┏━━

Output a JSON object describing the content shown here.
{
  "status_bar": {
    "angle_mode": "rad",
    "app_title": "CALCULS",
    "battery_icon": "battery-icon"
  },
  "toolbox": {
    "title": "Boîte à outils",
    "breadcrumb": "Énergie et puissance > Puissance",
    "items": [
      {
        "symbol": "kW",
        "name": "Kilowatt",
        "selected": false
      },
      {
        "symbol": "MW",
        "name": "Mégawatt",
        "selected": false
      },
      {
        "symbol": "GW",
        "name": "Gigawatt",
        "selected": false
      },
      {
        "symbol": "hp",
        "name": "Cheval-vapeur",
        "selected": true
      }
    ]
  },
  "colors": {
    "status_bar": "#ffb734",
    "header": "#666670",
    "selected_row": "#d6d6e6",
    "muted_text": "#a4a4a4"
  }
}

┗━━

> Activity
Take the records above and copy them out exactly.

> Finished exercise
Output a JSON object describing the content shown here.
{
  "status_bar": {
    "angle_mode": "rad",
    "app_title": "CALCULS",
    "battery_icon": "battery-icon"
  },
  "toolbox": {
    "title": "Boîte à outils",
    "breadcrumb": "Énergie et puissance > Puissance",
    "items": [
      {
        "symbol": "kW",
        "name": "Kilowatt",
        "selected": false
      },
      {
        "symbol": "MW",
        "name": "Mégawatt",
        "selected": false
      },
      {
        "symbol": "GW",
        "name": "Gigawatt",
        "selected": false
      },
      {
        "symbol": "hp",
        "name": "Cheval-vapeur",
        "selected": true
      }
    ]
  },
  "colors": {
    "status_bar": "#ffb734",
    "header": "#666670",
    "selected_row": "#d6d6e6",
    "muted_text": "#a4a4a4"
  }
}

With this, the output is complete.